It is very rare.
A person with alzheimer's, for example, might perseverate on something from 30 years ago, but speak as if it was a present tense issue, without being deceptive.
"I am going to see my wife" said an alzheimer's patient, even though she had been dead for 20 years. "We are going to the movies later today."
His sentence structure does not show deception.
This is similar to the repetition of a lie.
I inform the subject that I drive a blue car, but I do not own a blue car. The subject later says "Pete drives a blue car", and there is nothing within the language to indicate that the subject is deceptive.
People with brain damage, adult mental retardation, or adult autism may function in a way in which the brain does not process language like the rest of the population.
For example, a 50 year old woman with brain damage from a car accident when she was 7 years old may have the functioning level of a 7 year old, but a social worker trained in interviewing children may not find that an interview with the woman works the same as a normally developed 7 year old child, replete with a strong grasp on verb tenses. The reference point for adults with brain injuries, retardation, autism, or other issues may not apply.

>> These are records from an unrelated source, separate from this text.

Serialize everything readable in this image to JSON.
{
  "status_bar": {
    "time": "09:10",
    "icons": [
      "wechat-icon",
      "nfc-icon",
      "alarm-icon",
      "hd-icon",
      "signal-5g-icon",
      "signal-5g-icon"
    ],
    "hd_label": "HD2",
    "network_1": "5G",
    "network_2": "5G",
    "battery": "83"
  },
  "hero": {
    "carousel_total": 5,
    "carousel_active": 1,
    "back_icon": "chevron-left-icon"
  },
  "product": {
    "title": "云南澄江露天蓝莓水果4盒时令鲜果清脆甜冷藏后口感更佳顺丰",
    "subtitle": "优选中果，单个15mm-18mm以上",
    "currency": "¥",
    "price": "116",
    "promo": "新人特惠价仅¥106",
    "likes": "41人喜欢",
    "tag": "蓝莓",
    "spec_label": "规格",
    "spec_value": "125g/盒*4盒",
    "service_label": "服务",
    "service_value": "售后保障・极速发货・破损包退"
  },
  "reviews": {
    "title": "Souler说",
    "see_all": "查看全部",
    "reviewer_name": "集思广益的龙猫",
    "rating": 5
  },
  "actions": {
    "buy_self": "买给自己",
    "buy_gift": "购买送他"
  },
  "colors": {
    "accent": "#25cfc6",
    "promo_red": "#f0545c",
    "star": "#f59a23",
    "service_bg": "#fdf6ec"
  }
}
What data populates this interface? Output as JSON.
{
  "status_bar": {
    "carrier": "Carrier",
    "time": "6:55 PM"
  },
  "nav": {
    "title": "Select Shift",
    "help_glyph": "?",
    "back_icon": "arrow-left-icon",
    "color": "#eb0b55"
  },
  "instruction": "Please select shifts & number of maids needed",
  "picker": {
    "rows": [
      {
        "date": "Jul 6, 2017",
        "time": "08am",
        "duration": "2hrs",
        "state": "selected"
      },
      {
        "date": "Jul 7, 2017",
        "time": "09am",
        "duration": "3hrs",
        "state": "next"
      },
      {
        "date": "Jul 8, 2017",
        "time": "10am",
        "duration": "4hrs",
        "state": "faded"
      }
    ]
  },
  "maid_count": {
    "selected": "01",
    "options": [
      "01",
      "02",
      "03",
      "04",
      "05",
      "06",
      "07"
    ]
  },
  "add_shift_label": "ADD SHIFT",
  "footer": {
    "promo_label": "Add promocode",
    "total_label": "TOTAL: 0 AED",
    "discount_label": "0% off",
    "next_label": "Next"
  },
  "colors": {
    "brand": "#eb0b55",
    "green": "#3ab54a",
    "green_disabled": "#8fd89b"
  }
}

Reader, have you had an elderly loved one slip into a state of forgetfulness where conversations of the past were spoken of as if present?
With deception in analysis, there is an intent to deceive that our process picks up. The subject has a need to deceive and will deliberately skip over time, or avoid answering questions.
When someone suffers from alzheimer's or has had a serious brain injury, the language is the picture taken by their mind's camera, the brain.
If the brain is damaged, the 'camera' being injured or diseased, the picture (the language) will reflect this very thing.